After Ms Peters fell behind on payments, The Cash Store withdrew the money straight from her checking account, eventually emptying it. After Ms Peters defaulted on the loan, The Cash Store sued her. New Mexico Legal Aid stepped in and the case was ultimately dropped.
“I lost my 32-year-old husband, I had two grandchildren who lived with us, and there was no life insurance,” said a retiree from Santa Fe who asked not to have her name is not disclosed. We will call it Sandra. Without savings, fighting cancer and living on social security, Sandra turned to storefront lenders to cover expenses. Over the course of several years, she took out five separate installment loans, all at triple-digit interest rates.
“I got to the point where I took whatever loans they would offer me. So it was endless. The loans were not repaid. You pay one loan to open another. They give you an extra $ 50, you’ll take it, ”says Sandra. She told KRQE News 13 that the lenders knew she had bad credit, no insurance, no savings and that she was living solely on Social Security. They still gave him high interest loans. No one refused it.
Unable to make payments, Sandra risked having his car repossessed. “It would be devastating to walk from the apartment to the bus stop every day. It’s not close. I wouldn’t know what to do without a vehicle ”, Sandra said.
Fortunately, an alert Guadalupe Credit Union employee discovered Sandra’s difficulty in repaying high interest loans. Through Guadalupe CU’s unique Predator Debt Relief Loan program, Sandra was able to escape the huge triple interest debt. Now she can sleep at night.
Today, the storefront installment loan industry is under pressure to reduce its high interest rates. State lawmakers are considering a bill that would bring New Mexico in line with most other states by capping the consumer loan interest rate at 36%.
“There is no stretch of the imagination that an interest rate of 175% is reasonable,” said former state senator Dede Feldman.

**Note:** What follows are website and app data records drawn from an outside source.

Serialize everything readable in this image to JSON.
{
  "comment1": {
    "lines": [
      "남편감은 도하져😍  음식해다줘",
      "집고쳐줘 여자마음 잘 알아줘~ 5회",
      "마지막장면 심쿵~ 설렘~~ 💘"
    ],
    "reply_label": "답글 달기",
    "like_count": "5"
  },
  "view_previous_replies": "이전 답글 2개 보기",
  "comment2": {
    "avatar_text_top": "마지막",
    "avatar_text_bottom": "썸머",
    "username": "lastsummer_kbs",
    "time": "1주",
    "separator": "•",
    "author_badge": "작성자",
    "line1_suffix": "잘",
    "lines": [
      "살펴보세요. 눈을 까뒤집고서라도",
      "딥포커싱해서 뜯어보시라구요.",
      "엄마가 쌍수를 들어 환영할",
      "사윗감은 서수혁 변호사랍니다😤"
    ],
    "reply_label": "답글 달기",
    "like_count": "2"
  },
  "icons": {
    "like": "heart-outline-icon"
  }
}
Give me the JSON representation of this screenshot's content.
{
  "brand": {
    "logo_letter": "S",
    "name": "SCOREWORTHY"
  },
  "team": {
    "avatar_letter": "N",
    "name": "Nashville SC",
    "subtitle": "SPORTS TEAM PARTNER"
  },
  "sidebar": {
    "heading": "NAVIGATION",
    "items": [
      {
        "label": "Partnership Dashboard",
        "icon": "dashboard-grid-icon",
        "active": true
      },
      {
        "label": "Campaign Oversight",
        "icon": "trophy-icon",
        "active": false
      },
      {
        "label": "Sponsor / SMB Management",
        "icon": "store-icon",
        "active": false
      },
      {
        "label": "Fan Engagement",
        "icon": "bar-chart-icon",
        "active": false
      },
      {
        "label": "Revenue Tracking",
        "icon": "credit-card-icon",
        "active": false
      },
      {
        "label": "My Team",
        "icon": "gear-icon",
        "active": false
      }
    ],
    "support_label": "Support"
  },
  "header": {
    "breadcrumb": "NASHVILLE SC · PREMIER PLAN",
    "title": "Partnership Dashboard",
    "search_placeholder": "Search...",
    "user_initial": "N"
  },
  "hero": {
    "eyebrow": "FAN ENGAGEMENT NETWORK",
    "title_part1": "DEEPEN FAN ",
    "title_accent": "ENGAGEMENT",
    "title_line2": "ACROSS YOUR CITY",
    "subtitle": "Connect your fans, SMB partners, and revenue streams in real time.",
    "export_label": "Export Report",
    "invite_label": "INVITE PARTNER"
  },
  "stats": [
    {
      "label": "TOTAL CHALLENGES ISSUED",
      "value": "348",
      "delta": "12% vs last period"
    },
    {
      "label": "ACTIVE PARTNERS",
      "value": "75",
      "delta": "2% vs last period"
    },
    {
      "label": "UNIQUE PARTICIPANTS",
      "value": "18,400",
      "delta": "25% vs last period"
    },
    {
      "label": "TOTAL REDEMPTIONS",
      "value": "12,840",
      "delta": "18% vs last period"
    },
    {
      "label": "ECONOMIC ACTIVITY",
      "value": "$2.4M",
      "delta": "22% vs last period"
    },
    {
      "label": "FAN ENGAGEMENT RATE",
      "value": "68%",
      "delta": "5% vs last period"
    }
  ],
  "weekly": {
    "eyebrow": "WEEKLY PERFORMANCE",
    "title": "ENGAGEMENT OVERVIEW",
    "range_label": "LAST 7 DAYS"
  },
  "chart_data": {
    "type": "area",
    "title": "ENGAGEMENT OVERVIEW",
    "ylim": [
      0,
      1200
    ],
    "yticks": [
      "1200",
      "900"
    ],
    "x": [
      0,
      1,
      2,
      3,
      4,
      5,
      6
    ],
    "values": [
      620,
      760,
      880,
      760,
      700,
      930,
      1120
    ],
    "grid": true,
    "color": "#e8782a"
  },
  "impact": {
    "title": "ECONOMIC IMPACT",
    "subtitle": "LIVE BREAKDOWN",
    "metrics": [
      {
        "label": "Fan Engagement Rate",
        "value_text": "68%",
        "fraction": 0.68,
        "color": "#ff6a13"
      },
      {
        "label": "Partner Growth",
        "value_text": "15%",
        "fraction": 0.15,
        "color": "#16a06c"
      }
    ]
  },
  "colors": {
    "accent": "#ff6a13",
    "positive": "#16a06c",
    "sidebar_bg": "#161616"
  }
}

On Tuesday, legislation that caps interest on installment loans at 36% (SB66) was passed by the Senate 25-14. The bill now goes to the State House for consideration.